It's great that Apple's taking this approach for their raw format updates. Hopefully they'll soon make them a little easier to find.


Thomas Pindelski
2006-11-07 16:26:57
It's certainly nice that Apple appears to have streamlined addition of new RAW conversions.

The fact remains that the two most commented topics in Apple Discussions at regarding Aperture are speed (Aperture is too slow with most machine configurations - even on the Mac Pro) and the fact that some of the most popular cameras from Sony and Panasonic (and others) are not supported - many of these can claim to be semi-professional models likely to be used by pros at the weekend. A huge market opportunity is being missed here and, of course, Apple remains silent.

Whoever at O'Reilly is doing the Joe Schorr interviews (the first one was excellent - thank you) needs to push him on these points.

James Duncan Davidson
2006-11-07 19:18:27
Thanks for the tip! I'd noticed the vertical lines on a few images a few weeks back and was hoping I wasn't going to run into this problem while at Web 2.0. With the update installed, I'll be breathing a bit easier when exporting out JPGs.
Allen Rockwell
2006-11-07 23:20:01
Thanks a lot for the update Ben. I noticed the vertical line problem at export today on my MacBookPro, haven't checked on my dual G5 yet. I'll get the update straight away.
2006-11-08 00:55:15
It's great to seew that Apple is taking a quicker approach to update support for new cameras. However, I'm wondering whether or when Apple will support Leica cameras which definitely belong to the professional cameras (Aperture is ought te be e pro's tool...). There is a big hype just now because of the release of the new Leica M8 digital. We learned from Apple that they ignored the Leica DMR for the R8/R9 already a year or so. So may be they are not planning to support Leica due to its niche situation?

Does anybody know about the update policy Apple has?


2006-11-14 04:42:51
Leica's M8 raw format is DNG. Perhaps we are beginning to see a standard. In theory, this should work with Aperture on Intel based Macs with the new update.

"Digital Camera Raw Support Update 1.0, a universal binary update that adds support ... DNG compatibility on Intel-based Macs."

2006-11-17 08:31:12
The M8 dng format is not supported on Aperture 1.5.1 and neither the update on the raw format is supporting it.

2006-11-28 14:35:27
say, there. i used aperture to import my nikon d70 raw files from picture project, however, once they are imported, i get a message saying the files are an unsupported image format and cannot see the thumbnails. does anyone have any idea what's up? thanks.
Ben Long
2006-11-28 14:45:32
Hey Gigi, are you running the very latest version of Aperture?
2007-01-17 21:21:41
I'm relatively new to Aperture and have a love-hate relationship with the product.
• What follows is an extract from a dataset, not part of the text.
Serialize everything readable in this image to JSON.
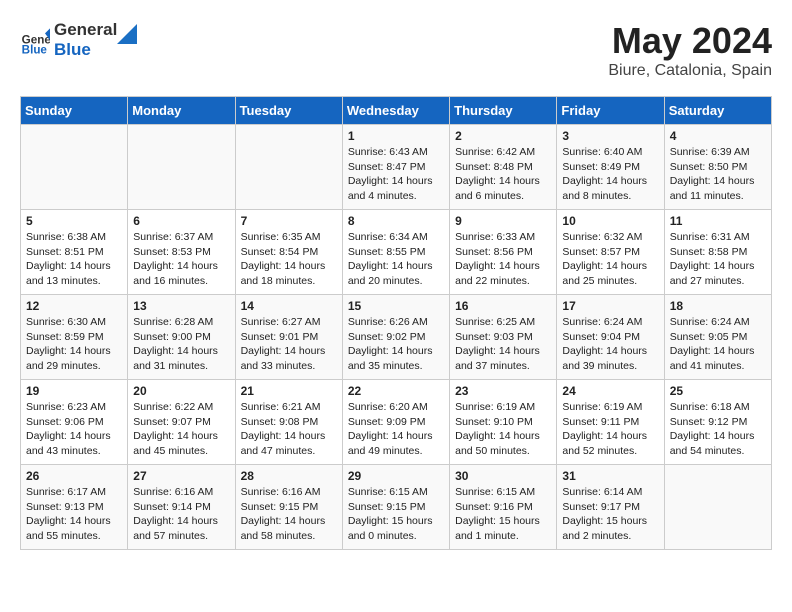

It is nice to see Apple is making progress on some crucial needs of Aperture users. The Apple engineering dilemma that you nicely described, while real, should not be users' concern.

In fact Apple's desire to streamline it's engineering efforts has led them to some wrong assumptions and costly mistakes. The best example of "bad" assumptions is that the initial release of Aperture did not support referenced files. I guess Apple assumed that photographers with large library of images can not wait to throw them into the Aperture library! Fortunately that has been fixed nicely. The second poor assumption was to attach RAW update support to Core Image processor (OS releases.) New cameras are introduced all the time and Apple needs to be as responsive as Adobe in supporting various RAW formats. I should be free to choose my next camera instead of leaving that decision to Apple. Again, Apple seems to be addressing this issue as we speak. Finally, Apple must support linear DNG (with all it's flaws.) This goes back to the first assumption. Does Apple think people with large library of DNG files will move to Aperture and leave all that work behind? Aperture development team will be well served to stop thinking what is convenient for them and focus on what is convenient for the users

2007-02-10 14:38:47
Why doesn´t Aperture support Panasonic Lumix DMC-LX1 raw format? The DMC-LX1 is a magnificent camera. And it´s raw-format produce beautiful pictures!
Qs from Sweden